She also believes that, rather than the landlord handing over her details, Select Energy Direct found them through the new business registrations on Companies House.
She, and her partner, Jonathan, have listened to the calls back and are confident Polly was unaware she was signing up to a new three year contract.
However, they are now being hit with more charges including for cancelled direct debits – after Polly cancelled payments when she thought she had been scammed – and cancellation costs.
Another major concern is that the salon is being charged for gas, which they do not even have at the property, just electricity. The customers say they are being charged for a gas supply when the property doesn’t have it.
Jonathan said: ‘This is our first business and we are both very stressed. In what should be a happily exciting time for us, starting our own business, we have been hoodwinked by this third party company that maliciously cold called Polly.’
He added they have offered to pay the electricity they have used to Yorkshire so far but this offer was rejected.
A Yorkshire Gas and Power spokesperson said: ‘We are sorry to hear of the dissatisfaction this customer feels. YGP has rigorous standards in our contracting process through third parties and internal sales processes.

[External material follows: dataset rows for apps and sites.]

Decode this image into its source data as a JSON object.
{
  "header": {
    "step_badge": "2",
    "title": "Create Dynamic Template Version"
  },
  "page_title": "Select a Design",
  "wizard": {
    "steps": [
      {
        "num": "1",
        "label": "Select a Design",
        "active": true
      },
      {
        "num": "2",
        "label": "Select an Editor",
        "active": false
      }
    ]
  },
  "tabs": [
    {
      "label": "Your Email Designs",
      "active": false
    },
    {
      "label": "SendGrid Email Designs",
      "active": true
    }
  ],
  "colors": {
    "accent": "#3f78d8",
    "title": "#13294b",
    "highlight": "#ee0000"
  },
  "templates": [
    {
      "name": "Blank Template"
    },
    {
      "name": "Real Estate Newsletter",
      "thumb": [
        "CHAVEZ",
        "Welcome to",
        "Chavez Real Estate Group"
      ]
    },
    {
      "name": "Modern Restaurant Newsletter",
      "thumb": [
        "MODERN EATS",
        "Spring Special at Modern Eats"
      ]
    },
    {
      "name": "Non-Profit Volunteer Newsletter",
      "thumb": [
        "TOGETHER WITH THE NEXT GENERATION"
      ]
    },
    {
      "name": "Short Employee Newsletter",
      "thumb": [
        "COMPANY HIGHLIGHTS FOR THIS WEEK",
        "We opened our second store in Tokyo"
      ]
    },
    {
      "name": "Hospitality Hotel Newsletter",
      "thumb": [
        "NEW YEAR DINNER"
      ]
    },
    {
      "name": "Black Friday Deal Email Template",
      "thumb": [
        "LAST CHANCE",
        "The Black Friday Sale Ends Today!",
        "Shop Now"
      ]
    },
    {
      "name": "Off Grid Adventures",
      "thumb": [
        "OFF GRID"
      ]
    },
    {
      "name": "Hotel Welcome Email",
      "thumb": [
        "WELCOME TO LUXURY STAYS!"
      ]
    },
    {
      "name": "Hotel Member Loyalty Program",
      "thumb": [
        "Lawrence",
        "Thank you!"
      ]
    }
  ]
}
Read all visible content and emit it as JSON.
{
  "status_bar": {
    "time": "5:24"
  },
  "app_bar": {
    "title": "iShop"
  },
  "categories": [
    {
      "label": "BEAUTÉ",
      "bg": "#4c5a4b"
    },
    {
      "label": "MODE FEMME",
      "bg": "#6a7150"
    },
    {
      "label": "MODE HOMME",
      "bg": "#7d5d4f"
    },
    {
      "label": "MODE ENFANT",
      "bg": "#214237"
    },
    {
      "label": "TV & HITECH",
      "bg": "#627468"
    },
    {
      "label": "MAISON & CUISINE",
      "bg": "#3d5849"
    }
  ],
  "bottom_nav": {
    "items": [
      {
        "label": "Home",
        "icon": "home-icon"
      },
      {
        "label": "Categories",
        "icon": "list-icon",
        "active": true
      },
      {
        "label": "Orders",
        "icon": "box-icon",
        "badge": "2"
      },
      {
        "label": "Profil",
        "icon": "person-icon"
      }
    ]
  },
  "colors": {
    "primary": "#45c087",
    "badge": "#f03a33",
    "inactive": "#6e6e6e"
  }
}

‘YGP prides itself on a high standard of customer service.
We have listened to a call recording lasting 7 minutes and 21 seconds between the customer and the third party broker and we have not been able to find any issue with the way in which the sale was conducted by broker.
‘The call recording does not indicate any form of pressurised selling from the broker and verifies that the broker did make it clear at numerous times within the call that they are a third party energy broker who are not employed by Yorkshire Gas and Power.’
It added it believes the recording makes it clear to the customer they are entering in to an energy supply contract and made clear the contract standing charges and unit rates.
The spokesperson continued: ‘Select Energy is a wholly separate and independent company from Yorkshire Gas and Power. It is an independent energy brokerage that can access and sell commercial energy supply contracts. We are one of many other commercial energy suppliers to whom they have access to the supply market.’
Regarding the gas supply, it says it has checked the status of the gas meter and believes there is a live gas supply.
Although Polly and Jonathan now have emails from Yorkshire’s customer service confirming they can move supplier, this has also been rescinded.
This is Money has contacted Select Energy Direct for comment but it said it would be unable to comment as it has not yet received a complaint from Polly and Jonathan.
The firm said it operates to high standards which are set out by the energy companies it deals with.
It added it will investigate any complaint it receives accordingly. On Trustpilot, despite a number of positive reviews, there are also a large amount of people complaining of a similar experience to Polly’s.
What to do if you think you have been misled?
Third party intermediaries, such as Select Energy Direct, are not subject to direct sectoral regulation in the same way as energy suppliers by Ofgem.
The watchdog has said it is mindful of the potential benefits and risks of the intermediaries and is currently progressing a number of projects that consider improvements in the services that will enhance consumer experience.
However, there are steps customers can take if they believe they have been misled by a salesperson into joining an energy deal, according to Citizens Advice.
It said customers should immediately contact either their old supplier or the new one.
Let them know that you didn’t agree to the switch, and ask them to cancel it if it’s still in progress. If the switch has already happened, ask them to reverse it.
Make a note of the date and time you call, and who you spoke to.
Once you’ve contacted the supplier, they should write to you within 5 working days to explain what they plan to do and within 20 working days to confirm they’re reversing the switch or explain why it was correct.
If they believe it was correct, then you can take the case to the Energy Ombudsman which will review it and make a decision.